Years later, Haight would put his racing aside and become an insurance adjuster, an ironic twist given his personal risk-management tendencies. The firm he worked for just happened to have his old racing buddy, McQueen, as a client. Haight claims McQueen bought a large life insurance policy from him, to the tune of $3 million, maintaining the policy through the entirety of the 1970s, even as he found himself dying of mesothelioma.
Mesothelioma is a nasty disease -- the effects of asbestos inhalation can lie dormant for 30 or 40 years before showing symptoms. It's often rumored that McQueen exacerbated the disease from his racing suits, but the reality is those were made from Nomex even back then -- instead, his condition most likely came from removing asbestos from ships while in the Marines. McQueen's first symptoms presented in 1978. In early 1980, the doctors told him that the metastasis had spread, radiotherapy and chemo could do little more, and there were no more options.
McQueen thought otherwise. He fled to Rosarito Beach, Mexico, where he met William Donald Kelley -- a quack orthodontist who prescribed the actor a routine of coffee enemas, massage, frequent shampooing, daily injections of fluid derived from cow and sheep fetuses, and laetrile, a supposed anti-cancer drug made from apricot pits. McQueen spent his days taking vitamins, attending prayer sessions, confessing to psychotherapists, and basically following Kelley's word to the letter. Never mind that Kelley had been blacklisted by Sloan-Kettering and the American Cancer Society and that his treatments "showed a decrease in overall survival and poorer quality of life," according to the former.
In the 1980s Kelley's life would fall apart and he would descend into madness -- at one point, Kelley claimed that McQueen had fully recovered but was killed because he "was going to blow the lid off of the cancer racket."
McQueen, of course, fared even worse. He passed away on Nov. 6, 1980. His ashes were scattered into the Pacific Ocean.
"Around the time he decided to go to Mexico," said Haight, "he decided to terminate the policy, and told me that he had 'come up the hard way, and he wanted his kids to do the same...' As it was known by then that he had serious cancer, with a significant possibility that it might be terminal, it seemed like a stupid decision, and I told him so. What is the point of working to achieve something for yourself and your children, i.e. to better your lives, and then just throw it away?
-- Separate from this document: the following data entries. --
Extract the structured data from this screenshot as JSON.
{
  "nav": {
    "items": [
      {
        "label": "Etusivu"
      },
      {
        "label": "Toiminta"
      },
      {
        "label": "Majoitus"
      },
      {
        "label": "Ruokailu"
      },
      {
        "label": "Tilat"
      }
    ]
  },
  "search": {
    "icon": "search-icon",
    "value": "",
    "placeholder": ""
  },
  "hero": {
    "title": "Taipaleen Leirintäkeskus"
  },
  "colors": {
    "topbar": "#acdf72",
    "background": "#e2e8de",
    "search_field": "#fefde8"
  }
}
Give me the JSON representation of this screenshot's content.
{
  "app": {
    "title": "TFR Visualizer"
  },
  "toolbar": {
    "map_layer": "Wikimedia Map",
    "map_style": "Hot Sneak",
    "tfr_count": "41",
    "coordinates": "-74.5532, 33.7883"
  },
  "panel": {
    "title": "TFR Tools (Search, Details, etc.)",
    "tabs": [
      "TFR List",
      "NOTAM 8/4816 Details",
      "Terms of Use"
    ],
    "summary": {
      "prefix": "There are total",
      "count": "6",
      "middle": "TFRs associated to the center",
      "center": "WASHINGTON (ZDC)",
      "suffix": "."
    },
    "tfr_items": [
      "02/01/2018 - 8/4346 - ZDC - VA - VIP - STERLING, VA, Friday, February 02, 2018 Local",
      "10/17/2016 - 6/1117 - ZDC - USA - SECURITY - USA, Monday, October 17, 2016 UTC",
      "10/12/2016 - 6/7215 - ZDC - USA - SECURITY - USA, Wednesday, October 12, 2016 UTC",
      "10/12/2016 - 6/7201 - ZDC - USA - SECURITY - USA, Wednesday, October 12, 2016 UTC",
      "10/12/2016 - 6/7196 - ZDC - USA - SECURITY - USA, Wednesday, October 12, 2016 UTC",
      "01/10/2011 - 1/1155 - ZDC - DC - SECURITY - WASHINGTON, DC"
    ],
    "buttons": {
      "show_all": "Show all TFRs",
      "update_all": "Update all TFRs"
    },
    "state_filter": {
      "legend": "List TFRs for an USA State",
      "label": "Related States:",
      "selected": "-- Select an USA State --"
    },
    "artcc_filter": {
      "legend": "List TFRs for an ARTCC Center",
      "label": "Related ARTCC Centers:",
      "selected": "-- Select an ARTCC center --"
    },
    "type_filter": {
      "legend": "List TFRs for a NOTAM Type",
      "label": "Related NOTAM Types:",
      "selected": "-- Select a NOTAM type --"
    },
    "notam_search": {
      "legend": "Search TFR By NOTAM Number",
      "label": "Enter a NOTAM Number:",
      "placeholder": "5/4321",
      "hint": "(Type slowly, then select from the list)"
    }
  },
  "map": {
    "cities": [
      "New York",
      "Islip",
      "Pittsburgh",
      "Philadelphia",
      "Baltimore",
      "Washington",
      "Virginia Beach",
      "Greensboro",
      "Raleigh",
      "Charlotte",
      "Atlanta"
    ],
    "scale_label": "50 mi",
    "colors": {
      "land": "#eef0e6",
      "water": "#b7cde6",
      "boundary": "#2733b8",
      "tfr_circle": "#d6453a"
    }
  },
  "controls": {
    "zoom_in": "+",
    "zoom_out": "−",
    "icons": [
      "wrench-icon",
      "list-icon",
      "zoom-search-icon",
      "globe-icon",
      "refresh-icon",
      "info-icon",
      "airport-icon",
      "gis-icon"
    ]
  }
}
"Nevertheless the policy was terminated and he died a while later without it."
Fortunately, McQueen's vast estate of cars and motorcycles (to the tune of 138 motorcycles and 35 cars, according to one interview), their values no doubt exaggerated with celebrity power, helped support his son and daughter.
Haight moved on to another insurance firm. And in the mid-1990s, through the myriad twists and turns of insurance merging, Haight found himself an insurance adjuster for -- of all people -- Chad McQueen.
Image via Steve McQueen Online.
By Blake Z. Rong